The 70-kilometer drive from my place to Tagaytay wasn’t exactly a breeze. I had to go through several roads of varying girth, with a combination of long straights, steep inclines, and tight provincial streets. The Territory made the journey more bearable in these situations with its superb and highly commendable ride quality – a comforting drive, I must say. Despite the obvious heft of the vehicle, plights on unideal roads weren’t much of a pain, especially while being nestled inside a spacious ad cozy cabin filled with soft-touch materials.

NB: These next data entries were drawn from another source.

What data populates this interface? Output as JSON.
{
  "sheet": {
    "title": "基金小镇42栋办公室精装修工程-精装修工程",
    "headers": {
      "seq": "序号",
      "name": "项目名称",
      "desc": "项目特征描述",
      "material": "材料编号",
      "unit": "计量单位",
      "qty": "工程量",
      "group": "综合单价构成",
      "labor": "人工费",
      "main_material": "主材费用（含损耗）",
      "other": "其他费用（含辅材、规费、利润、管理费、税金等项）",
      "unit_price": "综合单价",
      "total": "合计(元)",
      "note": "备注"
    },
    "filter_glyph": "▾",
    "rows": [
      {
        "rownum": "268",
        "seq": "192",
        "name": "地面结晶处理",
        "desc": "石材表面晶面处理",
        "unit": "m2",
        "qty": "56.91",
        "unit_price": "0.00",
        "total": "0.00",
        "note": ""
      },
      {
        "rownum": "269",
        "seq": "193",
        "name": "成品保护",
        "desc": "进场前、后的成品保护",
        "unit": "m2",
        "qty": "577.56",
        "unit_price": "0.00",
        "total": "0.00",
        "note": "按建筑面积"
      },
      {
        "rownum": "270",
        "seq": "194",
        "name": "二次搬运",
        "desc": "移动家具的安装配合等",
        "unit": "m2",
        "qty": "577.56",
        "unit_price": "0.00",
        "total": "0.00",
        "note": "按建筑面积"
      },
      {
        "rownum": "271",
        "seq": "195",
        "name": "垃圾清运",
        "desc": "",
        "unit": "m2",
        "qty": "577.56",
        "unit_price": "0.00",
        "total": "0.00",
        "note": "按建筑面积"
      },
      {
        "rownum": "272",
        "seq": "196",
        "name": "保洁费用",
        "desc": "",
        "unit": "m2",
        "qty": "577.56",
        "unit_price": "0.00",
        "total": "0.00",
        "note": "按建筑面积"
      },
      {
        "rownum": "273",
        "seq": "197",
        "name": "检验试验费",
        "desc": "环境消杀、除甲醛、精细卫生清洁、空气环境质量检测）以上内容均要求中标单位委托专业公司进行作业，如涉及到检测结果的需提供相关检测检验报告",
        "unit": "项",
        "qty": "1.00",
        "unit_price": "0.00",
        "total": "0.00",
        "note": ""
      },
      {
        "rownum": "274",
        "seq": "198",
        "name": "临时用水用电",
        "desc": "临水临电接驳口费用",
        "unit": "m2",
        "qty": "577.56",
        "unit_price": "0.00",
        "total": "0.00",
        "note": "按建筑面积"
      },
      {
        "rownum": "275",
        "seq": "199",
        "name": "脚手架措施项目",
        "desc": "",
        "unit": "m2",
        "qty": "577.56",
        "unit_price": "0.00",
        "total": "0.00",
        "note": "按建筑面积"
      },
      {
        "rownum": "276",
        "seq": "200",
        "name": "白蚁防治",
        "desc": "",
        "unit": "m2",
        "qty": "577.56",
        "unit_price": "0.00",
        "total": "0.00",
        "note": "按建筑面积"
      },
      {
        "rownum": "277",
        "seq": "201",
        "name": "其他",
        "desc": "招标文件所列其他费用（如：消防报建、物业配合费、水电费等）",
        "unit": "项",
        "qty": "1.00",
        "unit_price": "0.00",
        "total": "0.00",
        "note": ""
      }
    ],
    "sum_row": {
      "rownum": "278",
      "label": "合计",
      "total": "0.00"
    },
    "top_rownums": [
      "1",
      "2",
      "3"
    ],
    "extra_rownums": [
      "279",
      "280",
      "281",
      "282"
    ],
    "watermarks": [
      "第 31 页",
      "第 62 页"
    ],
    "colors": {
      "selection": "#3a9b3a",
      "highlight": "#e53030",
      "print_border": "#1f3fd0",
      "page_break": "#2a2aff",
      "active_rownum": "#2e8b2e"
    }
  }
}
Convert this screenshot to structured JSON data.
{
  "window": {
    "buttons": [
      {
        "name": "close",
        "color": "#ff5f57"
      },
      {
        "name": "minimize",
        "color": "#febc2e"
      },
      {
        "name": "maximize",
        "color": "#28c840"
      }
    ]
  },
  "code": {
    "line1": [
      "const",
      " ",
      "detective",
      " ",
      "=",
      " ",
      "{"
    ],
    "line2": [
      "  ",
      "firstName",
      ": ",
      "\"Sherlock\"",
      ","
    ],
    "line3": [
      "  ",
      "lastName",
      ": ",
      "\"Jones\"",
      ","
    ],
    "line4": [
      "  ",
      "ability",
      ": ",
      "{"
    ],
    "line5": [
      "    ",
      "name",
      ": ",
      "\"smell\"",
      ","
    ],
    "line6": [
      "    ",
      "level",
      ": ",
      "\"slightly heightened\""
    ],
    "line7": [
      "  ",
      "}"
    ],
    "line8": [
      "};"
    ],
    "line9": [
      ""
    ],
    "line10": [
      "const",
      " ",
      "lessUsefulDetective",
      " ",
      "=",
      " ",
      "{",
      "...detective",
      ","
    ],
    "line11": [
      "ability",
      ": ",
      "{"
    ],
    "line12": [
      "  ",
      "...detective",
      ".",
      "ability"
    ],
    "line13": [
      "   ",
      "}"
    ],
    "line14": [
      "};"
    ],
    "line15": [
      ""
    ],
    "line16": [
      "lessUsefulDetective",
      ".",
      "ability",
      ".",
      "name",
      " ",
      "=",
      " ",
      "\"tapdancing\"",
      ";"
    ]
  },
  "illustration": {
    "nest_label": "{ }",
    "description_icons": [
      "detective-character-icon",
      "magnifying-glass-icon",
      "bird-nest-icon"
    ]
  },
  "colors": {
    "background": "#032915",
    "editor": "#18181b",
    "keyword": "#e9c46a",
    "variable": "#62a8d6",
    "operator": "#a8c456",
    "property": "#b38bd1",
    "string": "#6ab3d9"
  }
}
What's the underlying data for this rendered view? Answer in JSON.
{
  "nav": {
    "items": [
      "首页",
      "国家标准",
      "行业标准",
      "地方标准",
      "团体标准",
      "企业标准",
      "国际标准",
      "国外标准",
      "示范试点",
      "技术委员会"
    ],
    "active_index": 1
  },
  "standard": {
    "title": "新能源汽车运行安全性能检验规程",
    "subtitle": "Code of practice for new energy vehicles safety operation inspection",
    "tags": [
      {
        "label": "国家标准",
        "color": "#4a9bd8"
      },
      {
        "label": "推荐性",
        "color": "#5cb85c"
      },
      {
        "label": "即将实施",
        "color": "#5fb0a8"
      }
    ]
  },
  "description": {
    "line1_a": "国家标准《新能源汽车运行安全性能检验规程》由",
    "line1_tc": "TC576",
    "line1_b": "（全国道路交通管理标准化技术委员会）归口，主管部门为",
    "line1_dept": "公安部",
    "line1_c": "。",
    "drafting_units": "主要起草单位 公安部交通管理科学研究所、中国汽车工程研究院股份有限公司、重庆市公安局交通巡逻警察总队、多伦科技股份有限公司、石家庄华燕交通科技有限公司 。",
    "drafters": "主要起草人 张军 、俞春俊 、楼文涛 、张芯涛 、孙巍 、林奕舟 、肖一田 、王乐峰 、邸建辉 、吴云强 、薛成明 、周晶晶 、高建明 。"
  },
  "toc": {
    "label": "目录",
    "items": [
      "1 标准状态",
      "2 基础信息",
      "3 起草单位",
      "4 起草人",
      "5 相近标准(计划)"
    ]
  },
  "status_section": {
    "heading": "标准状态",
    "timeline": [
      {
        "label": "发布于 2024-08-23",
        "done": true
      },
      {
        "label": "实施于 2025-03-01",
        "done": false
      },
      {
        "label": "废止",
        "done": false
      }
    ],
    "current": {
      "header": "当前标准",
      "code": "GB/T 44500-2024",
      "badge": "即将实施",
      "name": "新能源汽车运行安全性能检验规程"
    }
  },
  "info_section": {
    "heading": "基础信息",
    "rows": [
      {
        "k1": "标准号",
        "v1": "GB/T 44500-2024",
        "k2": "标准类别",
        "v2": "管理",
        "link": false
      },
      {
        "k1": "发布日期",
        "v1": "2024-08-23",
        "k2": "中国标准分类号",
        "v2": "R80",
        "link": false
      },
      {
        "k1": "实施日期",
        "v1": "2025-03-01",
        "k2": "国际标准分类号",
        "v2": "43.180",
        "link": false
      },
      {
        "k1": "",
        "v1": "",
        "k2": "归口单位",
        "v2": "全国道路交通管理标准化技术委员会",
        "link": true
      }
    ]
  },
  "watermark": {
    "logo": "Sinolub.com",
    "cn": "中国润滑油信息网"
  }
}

The Coffee Farmhouse in Tagaytay was also a comforting place to be in. Apart from the coffee tour (with free-flowing cups of joe), the place also housed a garden, a swimming pool, and various recreational activities. Overall, the tour was a homey experience that you’d miss if you live amid the urban hustle and bustle.
The right amount of perky
Before this trip, I didn’t know that there were four types of coffee beans, namely arabica, liberica, excelsa, and robusta. The caffeine content, taste, and product yield between these four vary, with the robusta offering more yield and bolder (read: more bitter) taste, while arabica has less yield with a more refined flavor, which makes it more expensive. Whichever coffee bean type you choose, perkiness is part of the deal but in varying degrees.
And just like coffee, the Territory has different degrees of perkiness too. In Sport mode, the compact crossover acts like when you’ve had a robusta. On the contrary, the Territory was calmer and more controlled when in Normal mode – just like after a cup of arabica coffee.
A needed process
From the coffee fruit to the brewed goodness from roasted beans, there’s a process in making a cup of joe. It had to go through several steps before those tiny sips of joy. And more importantly, loving a pure cup of brewed coffee takes time – just like in the Ford Territory.
Truth be told, the Territory isn’t for everyone. The bevy of colored displays and digital controls isn’t for those who prefer tactile buttons and knobs, while the high-tech features might alienate conservative car owners. But just like coffee, you need some time to get used to these stuff. After all, improvement in technology is constant, so it’s better to stay up to speed with the times.